Borrowing the idea from a similarly named iPhone application -- one Apple banned from the App Store -- an Android developer has created a $200 application dubbed I am Rich. It displays a blue diamond on-screen which, well... proves that you're rich. Unlike the iPhone application, this one is here to stay because Google doesn't exercises control over applications offered on its store, choosing instead to let the market sort out what is successful and what is not. Industry watchers also note that the I am Rich program highlights key differences between Google's Android Market and Apple's App Store. One question remains: Will the program match the nearly $6,000 its iPhone counterpart earned before Apple gave it the boot?
The arrival of paid programs in Google's Android Market has created the opportunity for developers to finally make some money by charging for their Android applications. And at least one developer bets he's found the killer formula, one that will earn him thousands on a minimum time spent programming the application that is little more than flashy lights. More precisely, the aptly named I am Richer application merely displays a blue diamond on the screen that "proves your wealth to others." It can be yours for just $200.
According to Jay Freeman's website (which tracks all the applications available on the Android Market), at the time of this writing the I am Richer application had been ranked the most expensive application for the Android platform. Most paid offerings on the Android Market typically sell for up to $2, while minor portion of them goes for $10 or more. The developer's nearly identical I am Richer iPhone application was making headlines months ago.

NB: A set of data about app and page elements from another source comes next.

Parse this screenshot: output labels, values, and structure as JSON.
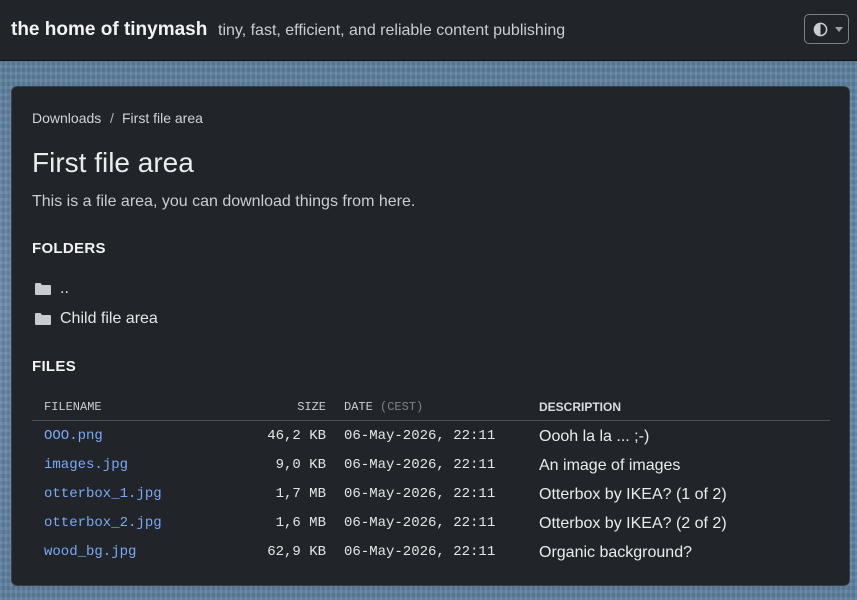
{
  "header": {
    "site_title": "the home of tinymash",
    "tagline": "tiny, fast, efficient, and reliable content publishing",
    "theme_toggle_icon": "contrast-icon"
  },
  "breadcrumb": {
    "root": "Downloads",
    "separator": "/",
    "current": "First file area"
  },
  "page": {
    "title": "First file area",
    "description": "This is a file area, you can download things from here."
  },
  "folders": {
    "heading": "FOLDERS",
    "items": [
      {
        "label": "..",
        "icon": "folder-icon"
      },
      {
        "label": "Child file area",
        "icon": "folder-icon"
      }
    ]
  },
  "files": {
    "heading": "FILES",
    "columns": {
      "filename": "FILENAME",
      "size": "SIZE",
      "date": "DATE",
      "timezone": "(CEST)",
      "description": "DESCRIPTION"
    },
    "rows": [
      {
        "filename": "OOO.png",
        "size": "46,2 KB",
        "date": "06-May-2026, 22:11",
        "description": "Oooh la la ... ;-)"
      },
      {
        "filename": "images.jpg",
        "size": "9,0 KB",
        "date": "06-May-2026, 22:11",
        "description": "An image of images"
      },
      {
        "filename": "otterbox_1.jpg",
        "size": "1,7 MB",
        "date": "06-May-2026, 22:11",
        "description": "Otterbox by IKEA? (1 of 2)"
      },
      {
        "filename": "otterbox_2.jpg",
        "size": "1,6 MB",
        "date": "06-May-2026, 22:11",
        "description": "Otterbox by IKEA? (2 of 2)"
      },
      {
        "filename": "wood_bg.jpg",
        "size": "62,9 KB",
        "date": "06-May-2026, 22:11",
        "description": "Organic background?"
      }
    ]
  },
  "colors": {
    "link": "#7aa9f5",
    "panel_bg": "#212529",
    "topbar_bg": "#212529"
  }
}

Named I am Rich, the iPhone application showed red gem on the screen in exchange for $1000. It took Apple a while to realize what was going on. The company eventually moved in for the kill, banning the application while citing "user complaints," but it still managed to earn its creator cool $5,600 before being booted out of the store. Back then, the developer's reasoning was the same: The application was meant to be a status symbol, one which shows off your wealth to others. When you think of that allure, it really shouldn't be a surprise that among users who flaunt their iPhone (which would cost them $2000+ over a period of two years), at least some of them would be willing to simply sink another $1000 in a screensaver -- especially if it's daddy's money.
Two opposing philosophies collide
Since that scandal, no similar application appeared in the App Store. The fact that I am Rich is banned from the App Store while at the same time I am Richer happily exists in the Android Market, illustrates the key differences between the two platforms. While owners who run their respective application stores both take 30 percent cut of application revenue, leaving developers with a solid 70 percent, Google is emphasizing a total openness that enables anyone who registers for the Android developer program to upload an application to Android's application store without having to first obtain Google's stamp of approval.
Apple: Farts are OK, Boobs are not
App Store for the iPhone and iPod touch, on the other hand, is being monitored by Apple. Each application comes under scrutiny of Apple's quality assurance teams who can reject applications based on several merits. For instance, Apple recently banned a South Park application from reaching iPhone users, citing "potentially offensive content". At the same time, Apple approved a farting application while rejecting those that display CGI boobs on the screen. Both approaches have advantages and pitfalls. Google's openness potentially stimulates innovation, but it also opens the doors to the most crappy and even fraudulent programs as well. Apple's logic restricts what's possible on the platform, but also keeps harmful stuff out of users' iPhones.
Some kind of regulation is needed after all
While users don't care as much as they can download quality programs to enhance their cellphones, Android developers hail Google's total openness and lack of approval process in the Android Market. However, many analysts are warning that some kind of control is necessary because market forces alone could not sort out misbehaving applications from the good ones.
"It is likely that at least some portion of the applications will be less than robust," Jack Gold of J. Gold Associates told TG Daily in an email interview. "How will they get sorted out in the application store? Bad applications could easily take down a phone, which could be deadly in such a personal form factor." In this respect, the I am Richer application is the best example available to date. Without some kind of control on Google's part, programs like I am Richer that walk the fine line between fraud and what's deemed as legal will be allowed into the store to potentially take advantage of naive users who might not be quite so tech-savvy.
Source: TG Daily